*Problem requirements*
Find every line of the data below that has "this" in it. Reply with the number only.

*Input records*
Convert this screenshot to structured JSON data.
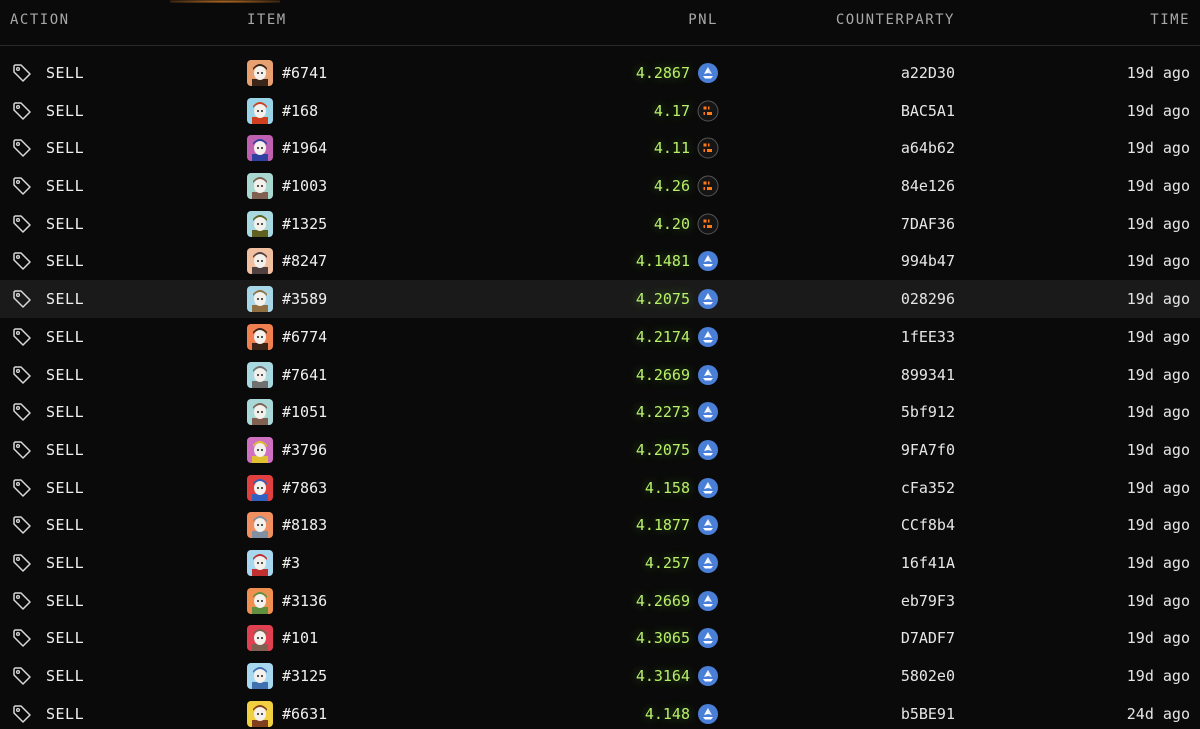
{
  "header": {
    "action": "ACTION",
    "item": "ITEM",
    "pnl": "PNL",
    "counterparty": "COUNTERPARTY",
    "time": "TIME"
  },
  "colors": {
    "pnl_green": "#b8f06a",
    "token_blue": "#4a7fd8",
    "token_blur_orange": "#ff7a1a"
  },
  "rows": [
    {
      "action": "SELL",
      "item": "#6741",
      "pnl": "4.2867",
      "token": "blue",
      "counterparty": "a22D30",
      "time": "19d ago",
      "avatar_bg": "#e8a070",
      "avatar_face": "#3a2518"
    },
    {
      "action": "SELL",
      "item": "#168",
      "pnl": "4.17",
      "token": "blur",
      "counterparty": "BAC5A1",
      "time": "19d ago",
      "avatar_bg": "#9ad4e8",
      "avatar_face": "#d04020"
    },
    {
      "action": "SELL",
      "item": "#1964",
      "pnl": "4.11",
      "token": "blur",
      "counterparty": "a64b62",
      "time": "19d ago",
      "avatar_bg": "#c060b0",
      "avatar_face": "#3040a0"
    },
    {
      "action": "SELL",
      "item": "#1003",
      "pnl": "4.26",
      "token": "blur",
      "counterparty": "84e126",
      "time": "19d ago",
      "avatar_bg": "#a8d8d0",
      "avatar_face": "#806050"
    },
    {
      "action": "SELL",
      "item": "#1325",
      "pnl": "4.20",
      "token": "blur",
      "counterparty": "7DAF36",
      "time": "19d ago",
      "avatar_bg": "#a8d8e0",
      "avatar_face": "#606020"
    },
    {
      "action": "SELL",
      "item": "#8247",
      "pnl": "4.1481",
      "token": "blue",
      "counterparty": "994b47",
      "time": "19d ago",
      "avatar_bg": "#f0c0a0",
      "avatar_face": "#504040"
    },
    {
      "action": "SELL",
      "item": "#3589",
      "pnl": "4.2075",
      "token": "blue",
      "counterparty": "028296",
      "time": "19d ago",
      "avatar_bg": "#a8d8e8",
      "avatar_face": "#907040",
      "highlight": true
    },
    {
      "action": "SELL",
      "item": "#6774",
      "pnl": "4.2174",
      "token": "blue",
      "counterparty": "1fEE33",
      "time": "19d ago",
      "avatar_bg": "#f08050",
      "avatar_face": "#3a2518"
    },
    {
      "action": "SELL",
      "item": "#7641",
      "pnl": "4.2669",
      "token": "blue",
      "counterparty": "899341",
      "time": "19d ago",
      "avatar_bg": "#a8d8e0",
      "avatar_face": "#707070"
    },
    {
      "action": "SELL",
      "item": "#1051",
      "pnl": "4.2273",
      "token": "blue",
      "counterparty": "5bf912",
      "time": "19d ago",
      "avatar_bg": "#a8d8d8",
      "avatar_face": "#806050"
    },
    {
      "action": "SELL",
      "item": "#3796",
      "pnl": "4.2075",
      "token": "blue",
      "counterparty": "9FA7f0",
      "time": "19d ago",
      "avatar_bg": "#d070c0",
      "avatar_face": "#e0c030"
    },
    {
      "action": "SELL",
      "item": "#7863",
      "pnl": "4.158",
      "token": "blue",
      "counterparty": "cFa352",
      "time": "19d ago",
      "avatar_bg": "#e04040",
      "avatar_face": "#3060c0"
    },
    {
      "action": "SELL",
      "item": "#8183",
      "pnl": "4.1877",
      "token": "blue",
      "counterparty": "CCf8b4",
      "time": "19d ago",
      "avatar_bg": "#f09060",
      "avatar_face": "#8090a0"
    },
    {
      "action": "SELL",
      "item": "#3",
      "pnl": "4.257",
      "token": "blue",
      "counterparty": "16f41A",
      "time": "19d ago",
      "avatar_bg": "#a8d8f0",
      "avatar_face": "#c03030"
    },
    {
      "action": "SELL",
      "item": "#3136",
      "pnl": "4.2669",
      "token": "blue",
      "counterparty": "eb79F3",
      "time": "19d ago",
      "avatar_bg": "#f09050",
      "avatar_face": "#609040"
    },
    {
      "action": "SELL",
      "item": "#101",
      "pnl": "4.3065",
      "token": "blue",
      "counterparty": "D7ADF7",
      "time": "19d ago",
      "avatar_bg": "#e04050",
      "avatar_face": "#806050"
    },
    {
      "action": "SELL",
      "item": "#3125",
      "pnl": "4.3164",
      "token": "blue",
      "counterparty": "5802e0",
      "time": "19d ago",
      "avatar_bg": "#a8d8f0",
      "avatar_face": "#4070b0"
    },
    {
      "action": "SELL",
      "item": "#6631",
      "pnl": "4.148",
      "token": "blue",
      "counterparty": "b5BE91",
      "time": "24d ago",
      "avatar_bg": "#f0d040",
      "avatar_face": "#804020"
    }
  ]
}
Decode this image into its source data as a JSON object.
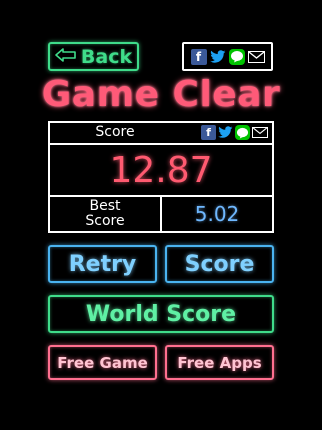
{
  "header": {
    "back_label": "Back"
  },
  "share": {
    "facebook_glyph": "f",
    "twitter_glyph": "🐦",
    "line_glyph": "LINE",
    "icons": [
      "facebook-icon",
      "twitter-icon",
      "line-icon",
      "mail-icon"
    ]
  },
  "title": "Game Clear",
  "score_panel": {
    "score_label": "Score",
    "score_value": "12.87",
    "best_label_line1": "Best",
    "best_label_line2": "Score",
    "best_value": "5.02"
  },
  "buttons": {
    "retry": "Retry",
    "score": "Score",
    "world_score": "World Score",
    "free_game": "Free Game",
    "free_apps": "Free Apps"
  },
  "colors": {
    "background": "#000000",
    "accent_green": "#3fdc8a",
    "accent_pink": "#ff5a78",
    "accent_blue": "#4ab3f0",
    "best_value": "#6fb8ff"
  }
}
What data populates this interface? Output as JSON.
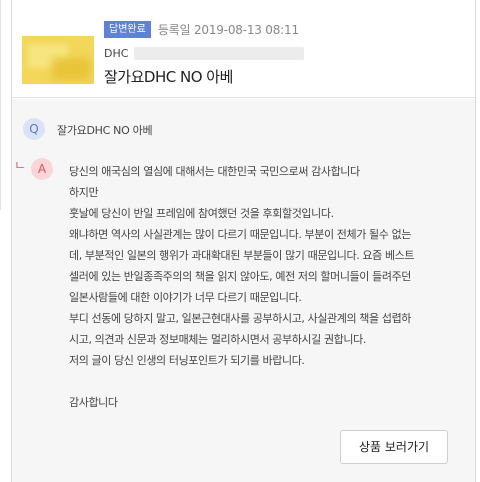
{
  "product": {
    "status_badge": "답변완료",
    "reg_date": "등록일 2019-08-13 08:11",
    "brand": "DHC",
    "name": "잘가요DHC NO 아베"
  },
  "question": {
    "icon": "Q",
    "text": "잘가요DHC NO 아베"
  },
  "answer": {
    "icon": "A",
    "lines": [
      "당신의 애국심의 열심에 대해서는 대한민국 국민으로써 감사합니다",
      "하지만",
      "훗날에 당신이 반일 프레임에 참여했던 것을 후회할것입니다.",
      "왜냐하면 역사의 사실관계는 많이 다르기 때문입니다. 부분이 전체가 될수 없는",
      "데, 부분적인 일본의 행위가 과대확대된 부분들이 많기 때문입니다. 요즘 베스트",
      "셀러에 있는 반일종족주의의 책을 읽지 않아도, 예전 저의 할머니들이 들려주던",
      "일본사람들에 대한 이야기가 너무 다르기 때문입니다.",
      "부디 선동에 당하지 말고, 일본근현대사를 공부하시고, 사실관계의 책을 섭렵하",
      "시고, 의견과 신문과 정보매체는 멀리하시면서 공부하시길 권합니다.",
      "저의 글이 당신 인생의 터닝포인트가 되기를 바랍니다."
    ],
    "closing": "감사합니다"
  },
  "go_button": "상품 보러가기"
}
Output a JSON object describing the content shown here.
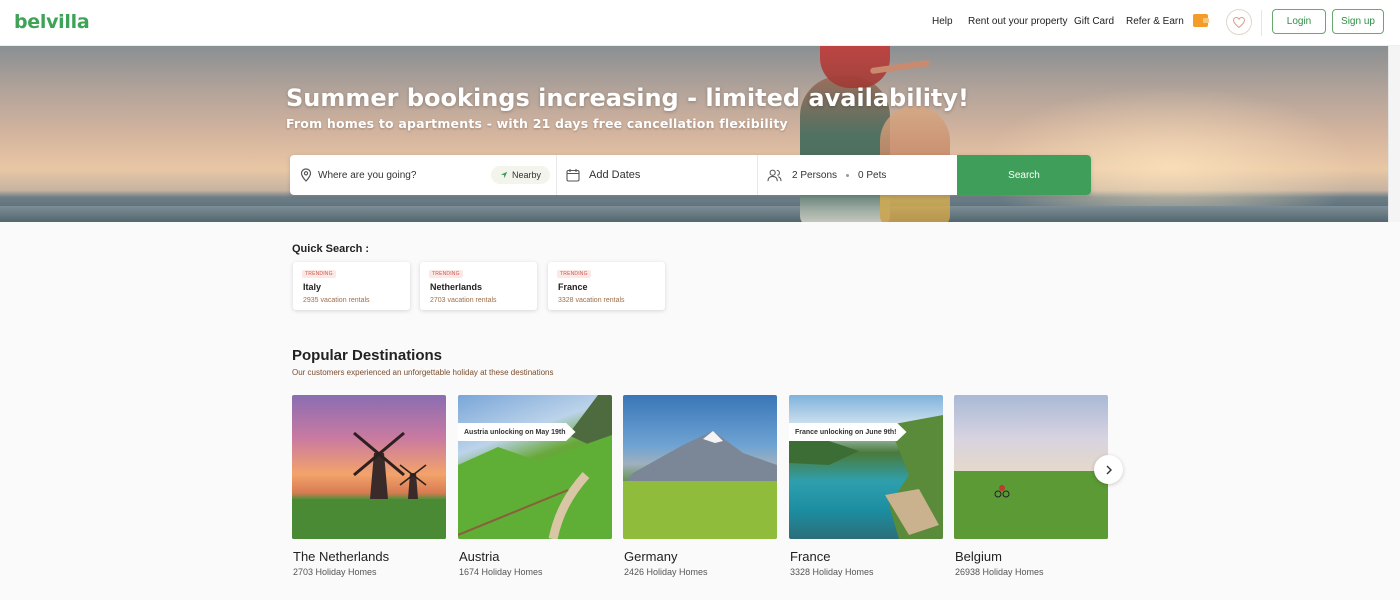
{
  "header": {
    "logo": "belvilla",
    "nav": [
      "Help",
      "Rent out your property",
      "Gift Card",
      "Refer & Earn"
    ],
    "login": "Login",
    "signup": "Sign up"
  },
  "hero": {
    "title": "Summer bookings increasing - limited availability!",
    "subtitle": "From homes to apartments - with 21 days free cancellation flexibility"
  },
  "search": {
    "destination_placeholder": "Where are you going?",
    "nearby": "Nearby",
    "dates_placeholder": "Add Dates",
    "persons": "2 Persons",
    "pets": "0 Pets",
    "button": "Search"
  },
  "quick_search": {
    "title": "Quick Search :",
    "items": [
      {
        "badge": "TRENDING",
        "name": "Italy",
        "count": "2935 vacation rentals"
      },
      {
        "badge": "TRENDING",
        "name": "Netherlands",
        "count": "2703 vacation rentals"
      },
      {
        "badge": "TRENDING",
        "name": "France",
        "count": "3328 vacation rentals"
      }
    ]
  },
  "popular": {
    "title": "Popular Destinations",
    "subtitle": "Our customers experienced an unforgettable holiday at these destinations",
    "items": [
      {
        "name": "The Netherlands",
        "count": "2703 Holiday Homes",
        "tag": ""
      },
      {
        "name": "Austria",
        "count": "1674 Holiday Homes",
        "tag": "Austria unlocking on May 19th"
      },
      {
        "name": "Germany",
        "count": "2426 Holiday Homes",
        "tag": ""
      },
      {
        "name": "France",
        "count": "3328 Holiday Homes",
        "tag": "France unlocking on June 9th!"
      },
      {
        "name": "Belgium",
        "count": "26938 Holiday Homes",
        "tag": ""
      }
    ]
  },
  "colors": {
    "brand": "#3ea356",
    "search_button": "#3f9f5a",
    "trending": "#d2544f"
  },
  "icons": [
    "location-pin-icon",
    "navigation-arrow-icon",
    "calendar-icon",
    "persons-icon",
    "wallet-icon",
    "heart-icon",
    "chevron-right-icon"
  ]
}
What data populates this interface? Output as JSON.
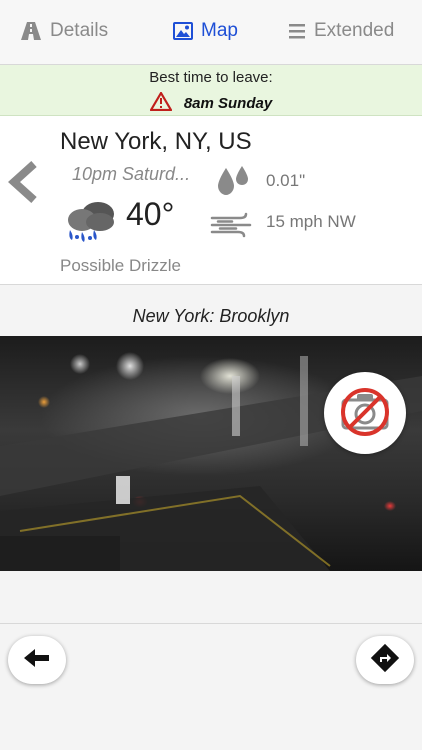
{
  "tabs": {
    "details": {
      "label": "Details",
      "icon": "road-icon"
    },
    "map": {
      "label": "Map",
      "icon": "picture-icon"
    },
    "extended": {
      "label": "Extended",
      "icon": "list-icon"
    },
    "active": "map",
    "active_color": "#1e4fd6"
  },
  "banner": {
    "label": "Best time to leave:",
    "time": "8am Sunday",
    "icon": "warning-icon",
    "background": "#e9f6df"
  },
  "weather": {
    "location": "New York, NY, US",
    "time": "10pm Saturd...",
    "precip": "0.01\"",
    "temperature": "40°",
    "wind": "15 mph NW",
    "summary": "Possible Drizzle",
    "condition_icon": "rain-cloud-icon"
  },
  "camera": {
    "title": "New York: Brooklyn",
    "disable_icon": "no-camera-icon"
  },
  "nav": {
    "back_icon": "arrow-left-icon",
    "route_icon": "directions-icon"
  }
}
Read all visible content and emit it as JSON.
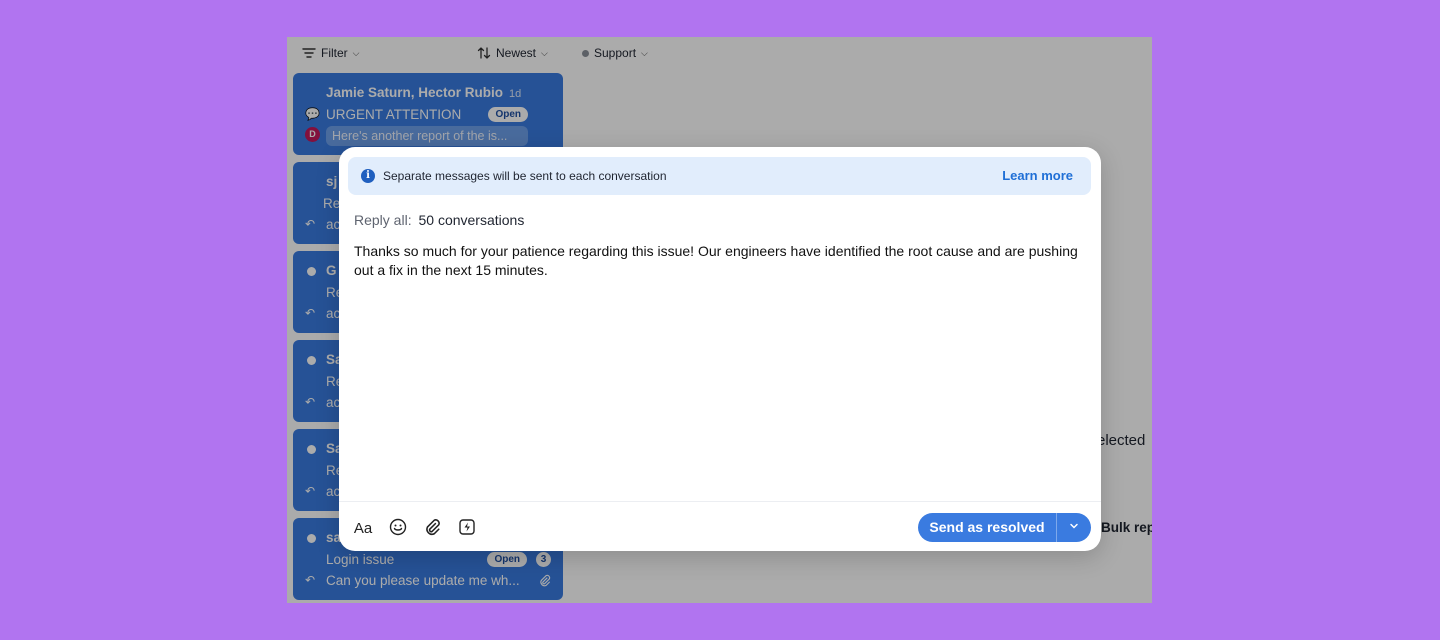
{
  "toolbar": {
    "filter_label": "Filter",
    "sort_label": "Newest",
    "inbox_label": "Support"
  },
  "conversations": [
    {
      "name": "Jamie Saturn, Hector Rubio",
      "time": "1d",
      "subject": "URGENT ATTENTION",
      "status": "Open",
      "preview": "Here's another report of the is...",
      "avatar_initial": "D"
    },
    {
      "name": "sj",
      "subject": "Re",
      "preview": "ac"
    },
    {
      "name": "G",
      "subject": "Re",
      "preview": "ac"
    },
    {
      "name": "Sa",
      "subject": "Re",
      "preview": "ac"
    },
    {
      "name": "Sa",
      "subject": "Re",
      "preview": "ac"
    },
    {
      "name": "sa",
      "subject": "Login issue",
      "status": "Open",
      "count": "3",
      "preview": "Can you please update me wh..."
    }
  ],
  "main": {
    "selected_text": "elected",
    "bulk_reply_label": "Bulk repl"
  },
  "modal": {
    "banner_text": "Separate messages will be sent to each conversation",
    "learn_more": "Learn more",
    "reply_all_label": "Reply all:",
    "reply_all_value": "50 conversations",
    "message": "Thanks so much for your patience regarding this issue! Our engineers have identified the root cause and are pushing out a fix in the next 15 minutes.",
    "format_label": "Aa",
    "send_label": "Send as resolved"
  },
  "colors": {
    "background": "#b174f0",
    "accent": "#3a7be0",
    "banner": "#e1edfc",
    "link": "#1f6fd6"
  }
}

*Answer for the task*
5